• [ACTIVITY]: The answer must be every line of the records below that contains the word "JSON".

Records contained in a dataset
== == ==
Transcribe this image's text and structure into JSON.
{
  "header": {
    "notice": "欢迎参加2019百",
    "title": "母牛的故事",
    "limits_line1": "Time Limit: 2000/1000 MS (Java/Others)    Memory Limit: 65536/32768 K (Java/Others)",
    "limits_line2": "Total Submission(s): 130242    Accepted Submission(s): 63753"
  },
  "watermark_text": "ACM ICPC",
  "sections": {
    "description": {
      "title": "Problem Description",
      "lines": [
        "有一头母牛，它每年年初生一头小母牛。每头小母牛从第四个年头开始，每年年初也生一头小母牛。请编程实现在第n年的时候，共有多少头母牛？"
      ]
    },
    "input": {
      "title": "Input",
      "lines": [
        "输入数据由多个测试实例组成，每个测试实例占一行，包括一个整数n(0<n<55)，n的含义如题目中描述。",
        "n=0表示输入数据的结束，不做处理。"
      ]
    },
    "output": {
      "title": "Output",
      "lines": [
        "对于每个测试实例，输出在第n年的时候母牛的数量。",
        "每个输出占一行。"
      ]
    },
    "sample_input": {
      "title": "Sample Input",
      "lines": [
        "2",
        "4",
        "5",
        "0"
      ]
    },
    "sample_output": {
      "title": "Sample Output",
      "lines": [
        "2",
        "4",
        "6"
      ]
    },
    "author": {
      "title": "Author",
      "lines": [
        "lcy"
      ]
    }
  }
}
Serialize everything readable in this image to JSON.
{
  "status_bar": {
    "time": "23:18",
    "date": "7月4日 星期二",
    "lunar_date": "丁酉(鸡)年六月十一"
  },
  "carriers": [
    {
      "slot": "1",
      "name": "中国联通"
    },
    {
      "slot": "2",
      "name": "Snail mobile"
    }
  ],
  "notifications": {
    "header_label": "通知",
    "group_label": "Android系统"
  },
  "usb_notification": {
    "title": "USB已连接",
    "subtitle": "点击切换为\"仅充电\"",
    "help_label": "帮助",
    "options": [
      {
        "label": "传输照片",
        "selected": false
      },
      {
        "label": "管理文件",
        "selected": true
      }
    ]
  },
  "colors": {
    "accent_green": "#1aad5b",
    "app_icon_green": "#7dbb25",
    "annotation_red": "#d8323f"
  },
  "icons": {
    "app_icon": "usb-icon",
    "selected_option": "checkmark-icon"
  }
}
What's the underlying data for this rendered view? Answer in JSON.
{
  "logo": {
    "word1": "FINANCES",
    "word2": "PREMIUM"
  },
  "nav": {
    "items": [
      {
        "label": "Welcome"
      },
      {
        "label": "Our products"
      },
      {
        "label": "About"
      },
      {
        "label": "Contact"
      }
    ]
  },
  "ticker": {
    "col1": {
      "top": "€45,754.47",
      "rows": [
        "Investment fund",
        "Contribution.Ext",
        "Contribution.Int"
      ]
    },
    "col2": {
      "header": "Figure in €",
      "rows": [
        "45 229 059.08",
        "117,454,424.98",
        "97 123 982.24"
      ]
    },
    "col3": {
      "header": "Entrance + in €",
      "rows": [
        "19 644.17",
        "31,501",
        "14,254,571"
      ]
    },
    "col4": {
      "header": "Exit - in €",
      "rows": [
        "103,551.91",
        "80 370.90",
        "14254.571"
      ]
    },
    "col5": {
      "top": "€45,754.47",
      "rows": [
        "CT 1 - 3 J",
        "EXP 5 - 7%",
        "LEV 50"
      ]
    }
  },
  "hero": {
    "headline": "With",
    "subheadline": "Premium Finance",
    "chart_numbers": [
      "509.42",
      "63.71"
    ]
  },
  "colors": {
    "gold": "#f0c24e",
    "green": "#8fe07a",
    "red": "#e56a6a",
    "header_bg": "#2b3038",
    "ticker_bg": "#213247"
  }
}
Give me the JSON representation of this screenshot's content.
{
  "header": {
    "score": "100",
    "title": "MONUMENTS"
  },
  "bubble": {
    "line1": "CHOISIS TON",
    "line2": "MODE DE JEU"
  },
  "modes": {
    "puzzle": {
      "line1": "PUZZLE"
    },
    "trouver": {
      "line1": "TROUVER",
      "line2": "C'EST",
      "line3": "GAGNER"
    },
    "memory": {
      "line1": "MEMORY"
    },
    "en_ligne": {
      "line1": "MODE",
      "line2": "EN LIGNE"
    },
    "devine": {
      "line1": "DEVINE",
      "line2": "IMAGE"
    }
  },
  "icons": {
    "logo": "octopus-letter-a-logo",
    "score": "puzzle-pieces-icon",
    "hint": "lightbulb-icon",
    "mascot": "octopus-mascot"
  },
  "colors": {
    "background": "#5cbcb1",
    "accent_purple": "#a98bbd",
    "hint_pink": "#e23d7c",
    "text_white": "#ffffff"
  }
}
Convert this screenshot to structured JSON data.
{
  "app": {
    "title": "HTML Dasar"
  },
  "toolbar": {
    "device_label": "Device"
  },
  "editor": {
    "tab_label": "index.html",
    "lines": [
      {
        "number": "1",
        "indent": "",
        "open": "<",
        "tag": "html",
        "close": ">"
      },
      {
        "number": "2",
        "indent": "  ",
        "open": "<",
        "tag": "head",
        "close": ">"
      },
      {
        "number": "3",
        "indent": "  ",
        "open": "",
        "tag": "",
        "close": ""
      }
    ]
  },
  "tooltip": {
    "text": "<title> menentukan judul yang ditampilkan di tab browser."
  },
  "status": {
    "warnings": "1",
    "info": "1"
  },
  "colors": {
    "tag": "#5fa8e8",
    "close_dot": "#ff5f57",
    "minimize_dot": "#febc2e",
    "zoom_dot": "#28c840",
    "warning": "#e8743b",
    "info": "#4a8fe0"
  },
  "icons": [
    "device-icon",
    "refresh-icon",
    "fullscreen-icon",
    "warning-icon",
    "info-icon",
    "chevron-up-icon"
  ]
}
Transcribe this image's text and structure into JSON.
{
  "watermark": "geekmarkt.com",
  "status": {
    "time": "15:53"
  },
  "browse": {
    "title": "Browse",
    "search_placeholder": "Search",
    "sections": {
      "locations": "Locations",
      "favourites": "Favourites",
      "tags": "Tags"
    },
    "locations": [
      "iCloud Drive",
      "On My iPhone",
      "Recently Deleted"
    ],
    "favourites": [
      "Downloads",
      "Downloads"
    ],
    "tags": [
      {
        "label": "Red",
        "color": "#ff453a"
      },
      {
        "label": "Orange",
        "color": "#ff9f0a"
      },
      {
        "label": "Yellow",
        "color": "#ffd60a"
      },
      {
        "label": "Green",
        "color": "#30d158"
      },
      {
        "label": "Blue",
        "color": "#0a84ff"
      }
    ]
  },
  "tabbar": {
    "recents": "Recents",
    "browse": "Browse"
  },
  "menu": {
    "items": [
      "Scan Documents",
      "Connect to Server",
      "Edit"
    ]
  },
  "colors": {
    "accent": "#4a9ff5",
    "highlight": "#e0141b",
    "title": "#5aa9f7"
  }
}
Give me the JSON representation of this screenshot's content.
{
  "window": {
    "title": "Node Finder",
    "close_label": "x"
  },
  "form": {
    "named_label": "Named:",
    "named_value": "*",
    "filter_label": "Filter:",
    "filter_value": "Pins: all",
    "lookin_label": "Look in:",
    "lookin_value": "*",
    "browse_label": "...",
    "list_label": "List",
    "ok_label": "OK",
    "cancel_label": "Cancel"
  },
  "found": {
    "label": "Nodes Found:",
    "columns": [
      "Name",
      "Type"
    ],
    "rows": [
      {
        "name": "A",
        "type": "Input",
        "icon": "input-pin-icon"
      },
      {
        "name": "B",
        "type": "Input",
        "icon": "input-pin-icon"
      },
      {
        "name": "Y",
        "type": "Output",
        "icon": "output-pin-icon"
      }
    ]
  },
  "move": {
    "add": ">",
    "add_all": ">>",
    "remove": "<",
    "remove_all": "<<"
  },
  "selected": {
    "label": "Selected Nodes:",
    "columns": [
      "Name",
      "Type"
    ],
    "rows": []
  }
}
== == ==
• [REPLY]:
Transcribe this image's text and structure into JSON.
Serialize everything readable in this image to JSON.
What's the underlying data for this rendered view? Answer in JSON.
Give me the JSON representation of this screenshot's content.
Convert this screenshot to structured JSON data.
Transcribe this image's text and structure into JSON.
Give me the JSON representation of this screenshot's content.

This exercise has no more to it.